The NHGRI reports that over the next four years it will issue up to $31 million in grants for research on how specific genetic variants influence the risk of developing diabetes, heart disease, cancer, and other common diseases.
Studies will evaluate how genetic variants identified through genome-wide association studies (GWAS) are related to a person’s biological and physical characteristics such as weight, cholesterol levels, blood sugar level, or bone density. Scientists will also examine how nongenetic factors such as diet, medications, and smoking may interact with genetic factors or each other to influence health outcomes.
Dana Crawford, Ph.D., Vanderbilt University received $7 million, Gerardo Heiss, M.D., Ph.D., University of North Carolina, Chapel Hill also obtained $7 million, Loîc Le Marchand, M.D., Ph.D., University of Hawaii Cancer Research Center got $6.7 million, and Charles L. Kooperberg, Ph.D., Fred Hutchinson Cancer Research Center received $7.6 million.
A coordinating center will also be established to facilitate data access and analysis tools for the research community.
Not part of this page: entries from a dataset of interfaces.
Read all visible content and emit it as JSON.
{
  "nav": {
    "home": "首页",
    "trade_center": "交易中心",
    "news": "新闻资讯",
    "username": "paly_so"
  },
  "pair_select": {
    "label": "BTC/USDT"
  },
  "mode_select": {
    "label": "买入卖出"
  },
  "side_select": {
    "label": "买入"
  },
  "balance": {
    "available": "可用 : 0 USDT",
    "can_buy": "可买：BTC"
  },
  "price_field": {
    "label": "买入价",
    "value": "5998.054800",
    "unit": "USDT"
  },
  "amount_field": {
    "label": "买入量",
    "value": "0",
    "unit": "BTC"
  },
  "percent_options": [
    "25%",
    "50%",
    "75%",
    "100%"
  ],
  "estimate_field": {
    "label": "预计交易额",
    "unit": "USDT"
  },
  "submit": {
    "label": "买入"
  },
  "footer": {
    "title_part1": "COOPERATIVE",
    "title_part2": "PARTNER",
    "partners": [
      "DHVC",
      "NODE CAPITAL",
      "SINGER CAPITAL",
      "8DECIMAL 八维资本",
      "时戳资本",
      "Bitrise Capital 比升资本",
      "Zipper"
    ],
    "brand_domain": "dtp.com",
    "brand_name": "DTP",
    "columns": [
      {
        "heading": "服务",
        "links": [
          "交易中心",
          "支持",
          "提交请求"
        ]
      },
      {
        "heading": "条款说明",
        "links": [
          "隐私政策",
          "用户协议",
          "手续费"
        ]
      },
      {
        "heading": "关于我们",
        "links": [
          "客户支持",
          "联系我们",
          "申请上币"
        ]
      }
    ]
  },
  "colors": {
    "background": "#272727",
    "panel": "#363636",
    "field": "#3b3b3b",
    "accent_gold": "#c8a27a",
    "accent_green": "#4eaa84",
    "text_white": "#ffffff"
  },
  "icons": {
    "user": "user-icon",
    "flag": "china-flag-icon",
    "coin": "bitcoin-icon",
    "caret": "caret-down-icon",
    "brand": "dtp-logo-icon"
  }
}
The principal investigator of the coordinating center is Tara Matise, Ph.D., University of Rutgers Busch campus. The center will receive approximately $3.1 million. The coordinating center is being cofunded by the National Institute of Mental Health, which will contribute approximately $1.2 million over four years.
“These investigators and cohorts were each chosen for their potential to provide important clues about how specific genetic variants might contribute to diseases like diabetes or cancer,” reports Teri Manolio, M.D., Ph.D., director of the NHGRI office of population genomics. “The investigators will collaborate to establish criteria and prioritize specific variants to test within their populations. Our plan is to investigate about 100 genetic variants in 10,000 participants each year for four years.”
“By drawing on the combined strengths of genomics and epidemiology, this innovative program will create a much-needed research resource,” notes NHGRI director, Francis S. Collins, M.D., Ph.D. Additionally, it will lay the groundwork for laboratory experiments in cultured cells and other model systems to identify the precise biological mechanism affected by each genetic variant and how it interacts with other biological and environmental factors.